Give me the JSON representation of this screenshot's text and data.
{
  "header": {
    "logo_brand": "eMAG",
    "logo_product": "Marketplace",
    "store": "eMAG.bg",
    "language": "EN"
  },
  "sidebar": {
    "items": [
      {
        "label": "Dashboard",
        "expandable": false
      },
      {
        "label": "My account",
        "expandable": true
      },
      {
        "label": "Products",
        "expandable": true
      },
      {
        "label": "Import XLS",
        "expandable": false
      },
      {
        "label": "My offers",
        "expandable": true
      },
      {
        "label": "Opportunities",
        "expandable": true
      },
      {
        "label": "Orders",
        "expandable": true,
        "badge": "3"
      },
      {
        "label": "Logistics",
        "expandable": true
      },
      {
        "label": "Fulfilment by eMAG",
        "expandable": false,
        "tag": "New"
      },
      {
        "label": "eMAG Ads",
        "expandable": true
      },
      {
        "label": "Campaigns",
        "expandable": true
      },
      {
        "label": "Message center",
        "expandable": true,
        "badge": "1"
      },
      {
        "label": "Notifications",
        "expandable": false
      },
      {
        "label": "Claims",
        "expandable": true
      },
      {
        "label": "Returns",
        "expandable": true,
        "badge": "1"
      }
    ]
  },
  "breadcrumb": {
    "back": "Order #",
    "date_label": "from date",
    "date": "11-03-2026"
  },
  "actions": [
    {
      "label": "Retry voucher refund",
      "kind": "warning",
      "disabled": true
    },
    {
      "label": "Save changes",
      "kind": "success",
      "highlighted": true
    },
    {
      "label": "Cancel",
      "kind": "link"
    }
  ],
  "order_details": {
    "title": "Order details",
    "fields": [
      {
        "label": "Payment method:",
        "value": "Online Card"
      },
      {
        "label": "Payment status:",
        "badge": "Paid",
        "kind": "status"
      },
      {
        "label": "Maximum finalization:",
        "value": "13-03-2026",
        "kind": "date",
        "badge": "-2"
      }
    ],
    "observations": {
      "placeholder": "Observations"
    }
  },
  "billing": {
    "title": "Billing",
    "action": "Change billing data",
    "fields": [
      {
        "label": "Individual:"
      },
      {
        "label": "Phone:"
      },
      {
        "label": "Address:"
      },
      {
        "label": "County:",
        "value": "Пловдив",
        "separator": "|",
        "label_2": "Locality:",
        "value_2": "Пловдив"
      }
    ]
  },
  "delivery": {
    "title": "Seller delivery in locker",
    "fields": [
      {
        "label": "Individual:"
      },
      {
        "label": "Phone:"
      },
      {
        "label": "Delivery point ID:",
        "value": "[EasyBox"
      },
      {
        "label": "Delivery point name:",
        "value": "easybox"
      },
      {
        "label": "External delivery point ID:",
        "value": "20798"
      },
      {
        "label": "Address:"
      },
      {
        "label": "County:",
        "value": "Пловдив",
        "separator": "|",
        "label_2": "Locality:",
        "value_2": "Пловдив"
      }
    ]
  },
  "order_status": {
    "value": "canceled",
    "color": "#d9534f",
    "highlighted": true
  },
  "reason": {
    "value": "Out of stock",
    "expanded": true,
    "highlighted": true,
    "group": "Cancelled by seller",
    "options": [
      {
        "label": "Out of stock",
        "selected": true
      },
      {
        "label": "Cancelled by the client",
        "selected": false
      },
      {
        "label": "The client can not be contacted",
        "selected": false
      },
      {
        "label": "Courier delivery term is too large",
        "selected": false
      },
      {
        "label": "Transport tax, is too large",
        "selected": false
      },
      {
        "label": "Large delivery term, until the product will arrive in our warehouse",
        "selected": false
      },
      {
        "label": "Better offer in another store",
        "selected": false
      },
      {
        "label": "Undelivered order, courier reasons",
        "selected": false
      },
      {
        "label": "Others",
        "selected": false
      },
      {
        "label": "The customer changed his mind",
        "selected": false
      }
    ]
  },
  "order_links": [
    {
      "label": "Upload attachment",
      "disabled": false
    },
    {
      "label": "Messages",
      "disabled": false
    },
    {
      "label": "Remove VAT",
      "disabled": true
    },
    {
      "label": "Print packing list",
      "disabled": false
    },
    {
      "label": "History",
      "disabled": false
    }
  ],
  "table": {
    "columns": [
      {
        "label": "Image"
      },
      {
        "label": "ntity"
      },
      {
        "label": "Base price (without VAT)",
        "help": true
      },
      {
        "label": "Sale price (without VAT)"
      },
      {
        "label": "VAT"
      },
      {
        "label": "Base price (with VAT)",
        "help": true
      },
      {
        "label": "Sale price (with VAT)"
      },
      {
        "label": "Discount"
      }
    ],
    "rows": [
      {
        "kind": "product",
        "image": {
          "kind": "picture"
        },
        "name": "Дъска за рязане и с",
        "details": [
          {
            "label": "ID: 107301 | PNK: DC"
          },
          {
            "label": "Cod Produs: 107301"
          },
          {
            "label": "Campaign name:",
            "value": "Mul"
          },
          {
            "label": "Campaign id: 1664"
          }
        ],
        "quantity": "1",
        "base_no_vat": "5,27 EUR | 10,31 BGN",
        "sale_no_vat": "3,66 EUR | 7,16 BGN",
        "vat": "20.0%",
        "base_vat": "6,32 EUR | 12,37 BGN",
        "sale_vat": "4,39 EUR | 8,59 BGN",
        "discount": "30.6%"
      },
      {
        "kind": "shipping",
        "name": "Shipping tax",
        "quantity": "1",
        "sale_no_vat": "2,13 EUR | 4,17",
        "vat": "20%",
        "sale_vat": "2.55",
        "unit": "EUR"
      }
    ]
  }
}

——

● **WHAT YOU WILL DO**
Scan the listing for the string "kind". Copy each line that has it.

● **SOLUTION TO THE PROBLEM**
      "kind": "warning",
      "kind": "success",
      "kind": "link"
        "kind": "status"
        "kind": "date",
        "kind": "product",
          "kind": "picture"
        "kind": "shipping",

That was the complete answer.